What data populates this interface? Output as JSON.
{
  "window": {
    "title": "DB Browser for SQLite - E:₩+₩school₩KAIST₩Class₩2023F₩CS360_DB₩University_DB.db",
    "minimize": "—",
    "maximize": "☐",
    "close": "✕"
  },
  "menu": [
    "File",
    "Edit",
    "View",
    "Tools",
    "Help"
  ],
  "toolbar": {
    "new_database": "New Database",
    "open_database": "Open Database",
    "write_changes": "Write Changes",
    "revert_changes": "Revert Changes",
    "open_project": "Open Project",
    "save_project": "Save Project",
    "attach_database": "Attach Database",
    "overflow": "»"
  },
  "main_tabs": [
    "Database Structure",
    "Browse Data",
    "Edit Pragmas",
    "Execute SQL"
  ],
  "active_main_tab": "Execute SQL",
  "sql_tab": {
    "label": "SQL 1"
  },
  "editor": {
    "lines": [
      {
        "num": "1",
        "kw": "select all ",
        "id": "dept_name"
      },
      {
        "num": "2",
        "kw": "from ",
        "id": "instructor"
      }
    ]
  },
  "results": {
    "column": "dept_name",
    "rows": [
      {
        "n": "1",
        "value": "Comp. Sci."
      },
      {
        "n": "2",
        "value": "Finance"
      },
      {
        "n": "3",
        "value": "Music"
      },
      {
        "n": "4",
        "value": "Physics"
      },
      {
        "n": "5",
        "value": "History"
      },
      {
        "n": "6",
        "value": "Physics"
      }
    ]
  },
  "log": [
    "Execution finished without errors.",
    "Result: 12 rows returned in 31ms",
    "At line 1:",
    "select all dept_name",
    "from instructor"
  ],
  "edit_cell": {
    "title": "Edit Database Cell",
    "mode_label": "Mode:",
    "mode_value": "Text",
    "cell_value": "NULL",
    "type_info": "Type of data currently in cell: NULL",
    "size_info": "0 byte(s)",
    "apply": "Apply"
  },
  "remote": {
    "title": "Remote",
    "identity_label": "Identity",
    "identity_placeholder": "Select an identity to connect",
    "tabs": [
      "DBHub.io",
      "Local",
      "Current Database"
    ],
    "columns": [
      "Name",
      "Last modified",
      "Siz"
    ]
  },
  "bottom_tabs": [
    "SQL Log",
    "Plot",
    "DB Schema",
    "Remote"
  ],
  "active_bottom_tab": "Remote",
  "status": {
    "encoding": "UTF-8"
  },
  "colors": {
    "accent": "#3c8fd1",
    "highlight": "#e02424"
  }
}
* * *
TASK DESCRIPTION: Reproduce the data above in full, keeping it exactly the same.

SOLUTION FOR THIS EXERCISE:
What data populates this interface? Output as JSON.
{
  "window": {
    "title": "DB Browser for SQLite - E:₩+₩school₩KAIST₩Class₩2023F₩CS360_DB₩University_DB.db",
    "minimize": "—",
    "maximize": "☐",
    "close": "✕"
  },
  "menu": [
    "File",
    "Edit",
    "View",
    "Tools",
    "Help"
  ],
  "toolbar": {
    "new_database": "New Database",
    "open_database": "Open Database",
    "write_changes": "Write Changes",
    "revert_changes": "Revert Changes",
    "open_project": "Open Project",
    "save_project": "Save Project",
    "attach_database": "Attach Database",
    "overflow": "»"
  },
  "main_tabs": [
    "Database Structure",
    "Browse Data",
    "Edit Pragmas",
    "Execute SQL"
  ],
  "active_main_tab": "Execute SQL",
  "sql_tab": {
    "label": "SQL 1"
  },
  "editor": {
    "lines": [
      {
        "num": "1",
        "kw": "select all ",
        "id": "dept_name"
      },
      {
        "num": "2",
        "kw": "from ",
        "id": "instructor"
      }
    ]
  },
  "results": {
    "column": "dept_name",
    "rows": [
      {
        "n": "1",
        "value": "Comp. Sci."
      },
      {
        "n": "2",
        "value": "Finance"
      },
      {
        "n": "3",
        "value": "Music"
      },
      {
        "n": "4",
        "value": "Physics"
      },
      {
        "n": "5",
        "value": "History"
      },
      {
        "n": "6",
        "value": "Physics"
      }
    ]
  },
  "log": [
    "Execution finished without errors.",
    "Result: 12 rows returned in 31ms",
    "At line 1:",
    "select all dept_name",
    "from instructor"
  ],
  "edit_cell": {
    "title": "Edit Database Cell",
    "mode_label": "Mode:",
    "mode_value": "Text",
    "cell_value": "NULL",
    "type_info": "Type of data currently in cell: NULL",
    "size_info": "0 byte(s)",
    "apply": "Apply"
  },
  "remote": {
    "title": "Remote",
    "identity_label": "Identity",
    "identity_placeholder": "Select an identity to connect",
    "tabs": [
      "DBHub.io",
      "Local",
      "Current Database"
    ],
    "columns": [
      "Name",
      "Last modified",
      "Siz"
    ]
  },
  "bottom_tabs": [
    "SQL Log",
    "Plot",
    "DB Schema",
    "Remote"
  ],
  "active_bottom_tab": "Remote",
  "status": {
    "encoding": "UTF-8"
  },
  "colors": {
    "accent": "#3c8fd1",
    "highlight": "#e02424"
  }
}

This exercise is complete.